    Maccabees chapter 4 talks of the Temple being purified and how the defiled altar was taken apart and the defiled stones were taken away for storage, awaiting the time of a faithful prophet who would attend to them. A new altar was build and on 25 Kislev (as per the book of Maccabees), the new altar was dedicated and used for burnt offerings. Eight days of celebration followed. No mention of any oil miracles! Nor donuts, nor latkes nor any other high cholesterol foods etc!

    Simon, son of Mattityahu, the Hasmonian and Kohan Gadol, having finally obtained liberation for the Jewish state, was appointed as nassi as well. Not a unilateral appointment, but by consensus of the kohanin, the elders and the populace of Jerusalem.
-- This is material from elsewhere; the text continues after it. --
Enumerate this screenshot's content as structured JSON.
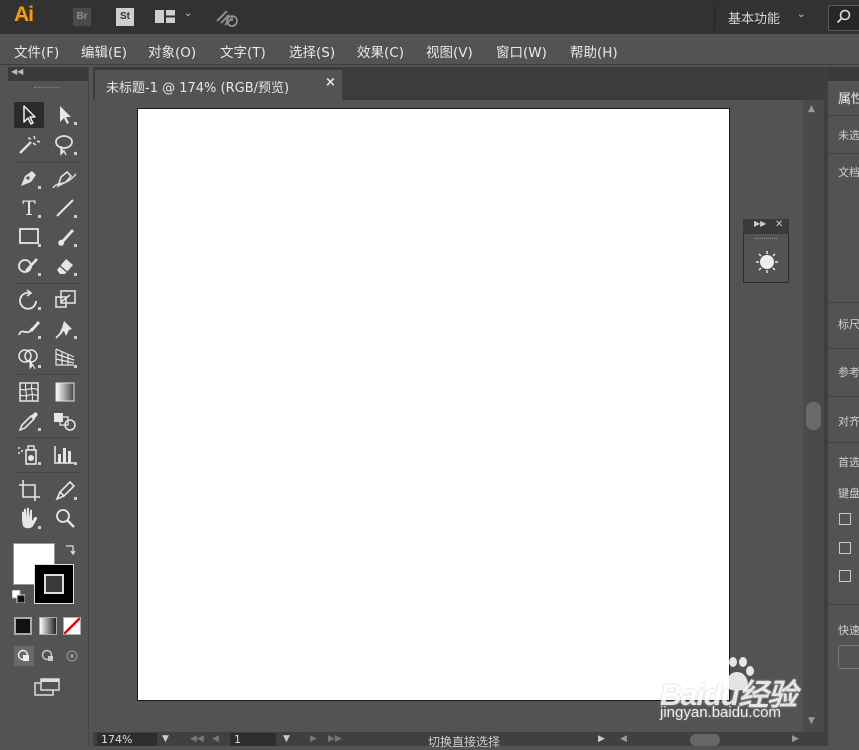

His appointment was only until the arrival a good and faithful prophet. (who would come and anoint the new leader/messiah)[ maybe that's the miracle of the oil] The problem of one person being both priest and king was discussed and resolved. It could be done and was acceptable.

    All good and well so far? Yes? But somewhere along the line the Hasmonians chose the Sadducees over the Pharisees. So oys the Book of Maccabees as part of the canon. Vengeance is mine....
    Channuakah may celebrate the difference between the two group, but whether it is the truth is a matter of opinion.

    History is ultimately written by the victors. The Pharisees wrote the book and over a century after the rededication of the temple told us about the miracle of the oil, did away with the the Channuakah megilah and Nikanor day. Then they blamed the Hasmonians for the fall of the Jewish state because they were priest-kings.

    Would the rabbis rewrite our history, materially distorting it for their own ends? ...Could one dare to think there might be a tyranny of the rabbis....?